Adrian Ugalde has since quit working for Target. “I couldn’t take it anymore,” he said. He’s found a new position making more money working full-time hours at a smaller drugstore chain that programs its scheduling algorithms for humans, not puzzle pieces. He has a set morning shift that he chose. He’s cross-trained to work both on the floor and in the back room to account for fluctuating demand so he won’t be sent home early. “To these big retailers, they never get to know you. You’re just a slot they have to fill,” Ugalde said. “Here, I feel they care about me as an individual. I love my schedule.”
Sam Hughes supported the passage of the first statewide stable-scheduling law in the nation. It passed with bipartisan support. In Oregon, retail, hospitality, and food-service companies with more than 500 workers worldwide are now required to give a “good faith” estimate of monthly work hours to employees at the time of hire. Starting in 2020, they must give workers their schedules two weeks in advance, a right to rest at least 10 hours between shifts, a right to have input into their schedules, and compensation for any last-minute schedule changes. Workers can sign up for a “standby” list and be contacted if extra hours become available.
“It’s incredibly helpful,” said Hughes, who quit the Fred Meyer deli to work full-time as the social-media coordinator for the UFCW union in Portland, Oregon. “Workers can plan, have lives, make doctor appointments. And if they call you at the last minute, you don’t have to come in.”
Ashley Worthen changed jobs to work a regular schedule as a bookkeeper at Albertsons. She tracks employee hours and shifts. What she’s noticed since the law went into effect is that, with more notice and more input into schedules, workers aren’t frantically canceling at the last minute or madly scrambling to swap shifts like before. “Everyone is happier. Everyone sleeps better. The atmosphere at the store is so much better for workers and managers,” she said. With her more predictable hours, her mother has been able to get a job washing dishes in a rehab facility, helping boost the family’s income.

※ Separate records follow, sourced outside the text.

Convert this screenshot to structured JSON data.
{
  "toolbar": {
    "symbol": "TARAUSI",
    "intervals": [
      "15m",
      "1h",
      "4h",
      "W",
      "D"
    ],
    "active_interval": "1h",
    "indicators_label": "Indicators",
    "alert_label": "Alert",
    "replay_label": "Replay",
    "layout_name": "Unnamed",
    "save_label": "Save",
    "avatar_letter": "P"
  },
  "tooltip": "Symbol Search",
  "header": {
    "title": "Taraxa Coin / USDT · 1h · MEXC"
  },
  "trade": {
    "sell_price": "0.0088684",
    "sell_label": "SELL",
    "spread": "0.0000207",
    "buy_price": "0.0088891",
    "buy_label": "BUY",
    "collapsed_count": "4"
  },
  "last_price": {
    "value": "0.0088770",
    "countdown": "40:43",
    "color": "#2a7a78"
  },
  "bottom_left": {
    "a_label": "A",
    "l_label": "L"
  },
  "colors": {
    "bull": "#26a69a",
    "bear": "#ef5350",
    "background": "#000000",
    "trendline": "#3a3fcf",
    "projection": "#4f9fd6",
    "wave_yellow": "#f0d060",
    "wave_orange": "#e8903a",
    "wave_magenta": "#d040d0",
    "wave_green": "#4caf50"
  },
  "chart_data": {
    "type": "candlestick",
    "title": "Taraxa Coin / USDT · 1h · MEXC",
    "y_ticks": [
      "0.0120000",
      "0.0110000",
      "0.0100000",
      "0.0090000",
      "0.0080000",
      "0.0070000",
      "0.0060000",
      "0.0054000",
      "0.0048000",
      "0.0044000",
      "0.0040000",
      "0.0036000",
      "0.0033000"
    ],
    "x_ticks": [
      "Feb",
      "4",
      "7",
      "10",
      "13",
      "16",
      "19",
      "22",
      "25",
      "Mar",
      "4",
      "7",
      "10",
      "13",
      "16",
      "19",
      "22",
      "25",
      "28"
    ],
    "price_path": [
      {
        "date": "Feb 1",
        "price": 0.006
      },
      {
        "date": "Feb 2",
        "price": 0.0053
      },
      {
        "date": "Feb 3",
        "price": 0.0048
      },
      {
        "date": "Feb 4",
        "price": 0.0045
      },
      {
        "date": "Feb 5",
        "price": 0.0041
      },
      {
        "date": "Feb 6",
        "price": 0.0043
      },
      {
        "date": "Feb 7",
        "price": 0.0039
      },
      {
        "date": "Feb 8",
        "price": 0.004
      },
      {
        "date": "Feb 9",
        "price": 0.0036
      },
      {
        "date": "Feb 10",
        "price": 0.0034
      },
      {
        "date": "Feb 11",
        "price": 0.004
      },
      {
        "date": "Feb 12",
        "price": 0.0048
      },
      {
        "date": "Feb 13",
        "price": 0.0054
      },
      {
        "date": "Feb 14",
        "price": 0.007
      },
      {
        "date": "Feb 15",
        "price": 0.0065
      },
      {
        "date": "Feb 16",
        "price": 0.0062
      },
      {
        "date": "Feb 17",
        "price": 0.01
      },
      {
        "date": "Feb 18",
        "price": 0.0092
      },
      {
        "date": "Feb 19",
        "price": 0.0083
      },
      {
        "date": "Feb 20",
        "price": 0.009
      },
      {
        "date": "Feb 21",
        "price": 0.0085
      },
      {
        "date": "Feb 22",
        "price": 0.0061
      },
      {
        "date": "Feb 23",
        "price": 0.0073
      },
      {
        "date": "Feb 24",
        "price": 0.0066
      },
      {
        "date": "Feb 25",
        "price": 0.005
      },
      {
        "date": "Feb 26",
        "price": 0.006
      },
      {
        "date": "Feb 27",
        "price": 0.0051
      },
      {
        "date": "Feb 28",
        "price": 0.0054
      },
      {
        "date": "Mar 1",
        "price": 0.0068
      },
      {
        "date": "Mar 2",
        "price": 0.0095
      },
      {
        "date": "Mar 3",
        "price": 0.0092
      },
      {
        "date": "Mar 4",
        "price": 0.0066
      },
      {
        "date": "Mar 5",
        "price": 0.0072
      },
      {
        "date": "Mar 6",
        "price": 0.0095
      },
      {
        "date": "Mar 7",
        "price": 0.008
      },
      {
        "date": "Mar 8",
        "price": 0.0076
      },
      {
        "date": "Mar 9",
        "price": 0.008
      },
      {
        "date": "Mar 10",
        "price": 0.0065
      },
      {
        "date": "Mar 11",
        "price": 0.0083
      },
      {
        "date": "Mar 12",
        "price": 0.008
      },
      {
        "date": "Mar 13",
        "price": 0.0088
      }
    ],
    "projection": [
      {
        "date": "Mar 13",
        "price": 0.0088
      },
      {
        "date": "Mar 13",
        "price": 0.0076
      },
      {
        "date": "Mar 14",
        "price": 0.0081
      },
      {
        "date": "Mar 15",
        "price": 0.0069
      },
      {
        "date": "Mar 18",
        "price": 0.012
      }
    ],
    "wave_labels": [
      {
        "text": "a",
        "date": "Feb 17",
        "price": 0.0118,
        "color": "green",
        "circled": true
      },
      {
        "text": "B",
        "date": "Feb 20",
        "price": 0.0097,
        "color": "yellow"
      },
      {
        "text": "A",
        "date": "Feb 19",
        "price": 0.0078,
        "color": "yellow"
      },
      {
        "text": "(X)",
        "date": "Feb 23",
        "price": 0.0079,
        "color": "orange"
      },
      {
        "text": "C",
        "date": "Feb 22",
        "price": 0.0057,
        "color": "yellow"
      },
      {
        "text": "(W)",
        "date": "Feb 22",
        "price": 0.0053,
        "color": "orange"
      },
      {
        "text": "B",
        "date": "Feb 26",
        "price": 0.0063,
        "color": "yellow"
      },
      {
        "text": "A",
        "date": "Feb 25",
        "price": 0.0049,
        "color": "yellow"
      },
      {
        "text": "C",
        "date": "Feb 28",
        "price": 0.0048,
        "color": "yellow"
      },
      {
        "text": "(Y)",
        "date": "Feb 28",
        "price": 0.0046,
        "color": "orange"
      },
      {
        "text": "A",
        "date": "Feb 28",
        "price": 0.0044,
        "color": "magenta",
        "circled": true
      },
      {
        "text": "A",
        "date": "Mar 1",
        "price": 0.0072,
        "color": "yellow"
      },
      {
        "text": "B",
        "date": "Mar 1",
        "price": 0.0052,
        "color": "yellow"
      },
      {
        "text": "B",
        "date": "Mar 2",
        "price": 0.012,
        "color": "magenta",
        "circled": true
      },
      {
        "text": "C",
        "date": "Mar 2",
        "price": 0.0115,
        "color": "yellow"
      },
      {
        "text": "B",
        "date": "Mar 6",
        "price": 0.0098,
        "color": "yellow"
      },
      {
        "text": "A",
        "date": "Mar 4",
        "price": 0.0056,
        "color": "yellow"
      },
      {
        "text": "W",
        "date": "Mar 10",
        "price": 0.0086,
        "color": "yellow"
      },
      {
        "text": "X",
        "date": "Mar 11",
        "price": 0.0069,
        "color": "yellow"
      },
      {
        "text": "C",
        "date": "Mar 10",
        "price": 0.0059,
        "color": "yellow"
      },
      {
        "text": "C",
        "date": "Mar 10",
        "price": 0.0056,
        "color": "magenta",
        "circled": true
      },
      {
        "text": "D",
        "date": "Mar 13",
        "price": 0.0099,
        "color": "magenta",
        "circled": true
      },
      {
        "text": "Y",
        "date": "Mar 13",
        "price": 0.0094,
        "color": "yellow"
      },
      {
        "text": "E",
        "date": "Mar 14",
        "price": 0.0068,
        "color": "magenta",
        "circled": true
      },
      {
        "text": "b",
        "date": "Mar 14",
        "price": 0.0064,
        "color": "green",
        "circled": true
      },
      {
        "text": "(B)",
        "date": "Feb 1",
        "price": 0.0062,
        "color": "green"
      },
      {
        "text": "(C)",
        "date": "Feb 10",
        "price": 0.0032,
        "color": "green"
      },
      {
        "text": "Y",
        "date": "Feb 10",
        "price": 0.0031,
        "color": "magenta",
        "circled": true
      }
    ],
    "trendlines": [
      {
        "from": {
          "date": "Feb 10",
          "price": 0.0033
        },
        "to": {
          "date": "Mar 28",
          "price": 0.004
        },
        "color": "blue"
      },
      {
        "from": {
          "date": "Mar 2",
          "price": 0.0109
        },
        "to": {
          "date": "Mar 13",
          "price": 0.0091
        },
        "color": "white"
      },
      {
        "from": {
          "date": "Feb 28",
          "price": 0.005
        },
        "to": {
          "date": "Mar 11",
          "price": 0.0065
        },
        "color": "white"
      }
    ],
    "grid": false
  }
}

Of course, not all companies need changes in law to treat employees like humans. Inspired by MIT research on strategies to make all jobs good jobs—which includes giving workers schedule stability—Mud Bay, an employee-owned natural pet food and supply store with nearly 60 locations in Oregon and Washington State, seeks to give each employee the number of work hours they want, create schedules with their input, and publish these schedules three weeks in advance. To respond to staffers who want more hours than any one store has available, Mud Bay is beginning to create “packs” of nearby stores so they can boost their hours by working at any of them. “We spend a lot of time thinking about different accommodations. For example, if someone is struggling with their mental health or struggling with sleep and a morning shift isn’t best, we’ll set up an afternoon shift for them,” said Michelle Markus, the company’s chief people officer.
Right now, managers painstakingly schedule every “Muddy,” as employees are called, by hand in an Excel spreadsheet. But Mud Bay is now rolling out scheduling software. Markus said they’re hoping it will help stores become more efficient—not by using sales data and customer information to cut labor, as other companies do, but by saving managers’ time, giving employees better visibility to available hours, and ensuring that the company is complying with fair-scheduling legislation in Oregon and Seattle. “We want to stay grounded in our mission, our values, and our beliefs about what’s important for us, our customers, and as business owners contributing to the community,” Markus said. “It’s paramount that the technology isn’t essentially running our business.”
As with any technology, that will depend on the humans who program it.